● Problem to solve
Search the listing below for the word "JSON" and copy each line that holds it.
'''
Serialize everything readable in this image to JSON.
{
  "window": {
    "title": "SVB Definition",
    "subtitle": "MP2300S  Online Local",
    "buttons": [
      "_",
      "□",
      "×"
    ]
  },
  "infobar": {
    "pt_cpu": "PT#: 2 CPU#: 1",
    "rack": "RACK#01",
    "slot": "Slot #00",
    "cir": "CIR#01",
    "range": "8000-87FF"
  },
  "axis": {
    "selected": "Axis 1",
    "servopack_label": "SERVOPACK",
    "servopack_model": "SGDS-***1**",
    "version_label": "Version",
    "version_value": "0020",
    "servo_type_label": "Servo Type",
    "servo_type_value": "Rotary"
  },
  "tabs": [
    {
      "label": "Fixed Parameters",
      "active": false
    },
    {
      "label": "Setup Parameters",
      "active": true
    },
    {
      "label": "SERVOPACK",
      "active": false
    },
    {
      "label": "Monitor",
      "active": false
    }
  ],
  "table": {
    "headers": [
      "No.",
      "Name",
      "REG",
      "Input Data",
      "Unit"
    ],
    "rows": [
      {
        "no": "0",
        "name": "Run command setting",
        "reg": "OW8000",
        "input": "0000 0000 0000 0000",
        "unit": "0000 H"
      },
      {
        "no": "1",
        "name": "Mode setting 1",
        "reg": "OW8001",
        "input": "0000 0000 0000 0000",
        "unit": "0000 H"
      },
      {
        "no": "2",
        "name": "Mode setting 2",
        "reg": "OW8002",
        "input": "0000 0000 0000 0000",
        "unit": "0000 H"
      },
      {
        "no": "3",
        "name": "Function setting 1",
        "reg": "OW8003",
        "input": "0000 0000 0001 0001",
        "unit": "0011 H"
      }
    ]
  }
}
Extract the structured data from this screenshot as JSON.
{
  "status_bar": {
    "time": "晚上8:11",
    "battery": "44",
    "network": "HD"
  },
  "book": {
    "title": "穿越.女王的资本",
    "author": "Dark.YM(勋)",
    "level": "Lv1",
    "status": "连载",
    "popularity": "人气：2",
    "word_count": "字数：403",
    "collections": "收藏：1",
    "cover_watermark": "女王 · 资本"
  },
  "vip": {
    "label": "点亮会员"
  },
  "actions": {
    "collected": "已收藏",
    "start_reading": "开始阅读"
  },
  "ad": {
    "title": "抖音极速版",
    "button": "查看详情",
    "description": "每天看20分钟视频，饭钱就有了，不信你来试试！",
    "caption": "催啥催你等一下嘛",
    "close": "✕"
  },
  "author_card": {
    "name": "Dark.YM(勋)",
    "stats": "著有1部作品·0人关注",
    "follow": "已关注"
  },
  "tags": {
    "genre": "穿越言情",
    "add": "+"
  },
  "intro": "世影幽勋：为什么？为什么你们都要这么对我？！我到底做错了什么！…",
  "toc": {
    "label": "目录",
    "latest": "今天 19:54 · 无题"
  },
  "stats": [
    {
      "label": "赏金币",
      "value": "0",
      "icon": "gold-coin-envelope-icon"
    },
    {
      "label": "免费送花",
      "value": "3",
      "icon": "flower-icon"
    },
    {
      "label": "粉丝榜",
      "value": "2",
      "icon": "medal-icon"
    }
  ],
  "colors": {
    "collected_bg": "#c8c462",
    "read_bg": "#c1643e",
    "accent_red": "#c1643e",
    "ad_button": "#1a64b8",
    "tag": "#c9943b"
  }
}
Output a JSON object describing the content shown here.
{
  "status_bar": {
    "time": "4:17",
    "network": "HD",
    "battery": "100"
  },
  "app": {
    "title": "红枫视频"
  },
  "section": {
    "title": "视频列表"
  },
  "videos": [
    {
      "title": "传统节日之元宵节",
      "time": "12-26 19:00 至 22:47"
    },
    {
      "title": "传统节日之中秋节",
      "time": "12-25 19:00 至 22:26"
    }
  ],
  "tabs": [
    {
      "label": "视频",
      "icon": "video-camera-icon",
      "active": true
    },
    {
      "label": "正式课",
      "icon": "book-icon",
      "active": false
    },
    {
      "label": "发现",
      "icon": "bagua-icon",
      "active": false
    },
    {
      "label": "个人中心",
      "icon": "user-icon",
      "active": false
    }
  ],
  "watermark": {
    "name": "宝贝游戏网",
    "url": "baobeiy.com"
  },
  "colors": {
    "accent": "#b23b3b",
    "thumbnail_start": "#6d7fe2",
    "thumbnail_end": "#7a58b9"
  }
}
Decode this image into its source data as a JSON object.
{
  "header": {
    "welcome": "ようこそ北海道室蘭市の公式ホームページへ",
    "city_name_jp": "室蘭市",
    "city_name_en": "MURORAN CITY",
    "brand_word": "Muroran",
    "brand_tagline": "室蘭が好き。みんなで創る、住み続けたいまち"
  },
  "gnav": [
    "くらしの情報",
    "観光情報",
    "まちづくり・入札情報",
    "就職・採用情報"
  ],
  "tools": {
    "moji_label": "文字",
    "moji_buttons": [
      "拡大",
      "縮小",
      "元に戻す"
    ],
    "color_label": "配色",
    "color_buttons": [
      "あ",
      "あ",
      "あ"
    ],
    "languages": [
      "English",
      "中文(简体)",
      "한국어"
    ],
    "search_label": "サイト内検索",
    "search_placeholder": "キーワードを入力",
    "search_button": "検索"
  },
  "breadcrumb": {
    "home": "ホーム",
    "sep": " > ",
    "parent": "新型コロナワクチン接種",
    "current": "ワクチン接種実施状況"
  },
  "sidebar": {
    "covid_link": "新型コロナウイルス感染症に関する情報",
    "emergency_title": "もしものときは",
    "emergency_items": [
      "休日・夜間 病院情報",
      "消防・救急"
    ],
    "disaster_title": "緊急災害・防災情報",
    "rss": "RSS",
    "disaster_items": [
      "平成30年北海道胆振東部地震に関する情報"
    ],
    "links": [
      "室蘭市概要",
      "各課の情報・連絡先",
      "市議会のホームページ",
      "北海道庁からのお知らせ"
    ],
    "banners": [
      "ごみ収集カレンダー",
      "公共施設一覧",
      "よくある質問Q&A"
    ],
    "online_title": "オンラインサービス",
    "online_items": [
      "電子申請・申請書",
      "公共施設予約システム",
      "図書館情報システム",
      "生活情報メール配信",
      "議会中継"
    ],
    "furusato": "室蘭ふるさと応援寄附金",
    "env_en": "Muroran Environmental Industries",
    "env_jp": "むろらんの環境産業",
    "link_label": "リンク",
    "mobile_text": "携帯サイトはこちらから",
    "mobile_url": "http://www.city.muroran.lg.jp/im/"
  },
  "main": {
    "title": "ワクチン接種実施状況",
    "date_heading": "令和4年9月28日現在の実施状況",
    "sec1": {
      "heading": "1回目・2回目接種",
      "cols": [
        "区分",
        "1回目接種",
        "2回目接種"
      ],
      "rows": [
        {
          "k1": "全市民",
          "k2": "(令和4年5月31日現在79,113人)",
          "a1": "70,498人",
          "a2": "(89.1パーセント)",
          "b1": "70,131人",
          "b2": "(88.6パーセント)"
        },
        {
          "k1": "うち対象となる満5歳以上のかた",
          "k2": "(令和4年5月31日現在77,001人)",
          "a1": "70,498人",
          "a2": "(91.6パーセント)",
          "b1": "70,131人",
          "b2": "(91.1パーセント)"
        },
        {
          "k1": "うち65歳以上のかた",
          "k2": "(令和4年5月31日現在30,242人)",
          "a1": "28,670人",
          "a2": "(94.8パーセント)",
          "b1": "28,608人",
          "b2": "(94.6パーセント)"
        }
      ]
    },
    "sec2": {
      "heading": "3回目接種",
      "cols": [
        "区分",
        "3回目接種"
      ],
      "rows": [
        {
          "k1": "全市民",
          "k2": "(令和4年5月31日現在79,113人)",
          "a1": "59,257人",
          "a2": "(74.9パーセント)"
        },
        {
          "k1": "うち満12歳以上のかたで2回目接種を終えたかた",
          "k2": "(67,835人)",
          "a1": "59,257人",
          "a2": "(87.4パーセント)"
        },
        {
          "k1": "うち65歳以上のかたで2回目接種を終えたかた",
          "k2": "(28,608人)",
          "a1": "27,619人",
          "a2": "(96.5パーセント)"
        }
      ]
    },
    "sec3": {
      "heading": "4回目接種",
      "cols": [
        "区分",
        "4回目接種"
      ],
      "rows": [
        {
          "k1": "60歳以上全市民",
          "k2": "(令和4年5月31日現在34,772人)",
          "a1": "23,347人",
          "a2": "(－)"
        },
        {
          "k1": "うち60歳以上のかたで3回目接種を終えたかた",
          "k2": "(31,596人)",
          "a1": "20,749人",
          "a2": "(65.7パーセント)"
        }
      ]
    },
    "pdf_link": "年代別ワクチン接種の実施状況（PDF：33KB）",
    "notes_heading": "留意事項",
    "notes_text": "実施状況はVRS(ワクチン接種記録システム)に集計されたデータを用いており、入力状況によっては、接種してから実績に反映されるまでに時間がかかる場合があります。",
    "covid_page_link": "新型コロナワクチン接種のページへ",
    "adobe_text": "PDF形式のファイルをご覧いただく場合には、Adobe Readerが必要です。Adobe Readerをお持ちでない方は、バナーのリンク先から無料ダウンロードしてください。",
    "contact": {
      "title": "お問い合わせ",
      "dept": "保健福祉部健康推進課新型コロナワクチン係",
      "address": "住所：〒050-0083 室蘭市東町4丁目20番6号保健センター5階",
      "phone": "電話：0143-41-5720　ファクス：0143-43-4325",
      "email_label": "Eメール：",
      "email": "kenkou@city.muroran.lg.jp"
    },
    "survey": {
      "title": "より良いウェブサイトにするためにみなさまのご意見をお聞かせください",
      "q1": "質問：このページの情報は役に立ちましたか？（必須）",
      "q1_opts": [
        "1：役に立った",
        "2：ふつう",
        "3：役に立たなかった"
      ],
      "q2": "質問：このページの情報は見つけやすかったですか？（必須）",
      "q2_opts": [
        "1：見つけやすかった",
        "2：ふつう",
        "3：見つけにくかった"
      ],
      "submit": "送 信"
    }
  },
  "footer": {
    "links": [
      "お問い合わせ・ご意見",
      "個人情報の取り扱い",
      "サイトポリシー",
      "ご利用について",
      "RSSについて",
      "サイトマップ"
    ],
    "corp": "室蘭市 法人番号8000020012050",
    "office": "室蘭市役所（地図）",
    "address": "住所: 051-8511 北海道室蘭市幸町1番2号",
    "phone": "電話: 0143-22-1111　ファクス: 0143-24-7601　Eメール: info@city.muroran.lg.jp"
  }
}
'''
● Final answer
Serialize everything readable in this image to JSON.
Extract the structured data from this screenshot as JSON.
Output a JSON object describing the content shown here.
Decode this image into its source data as a JSON object.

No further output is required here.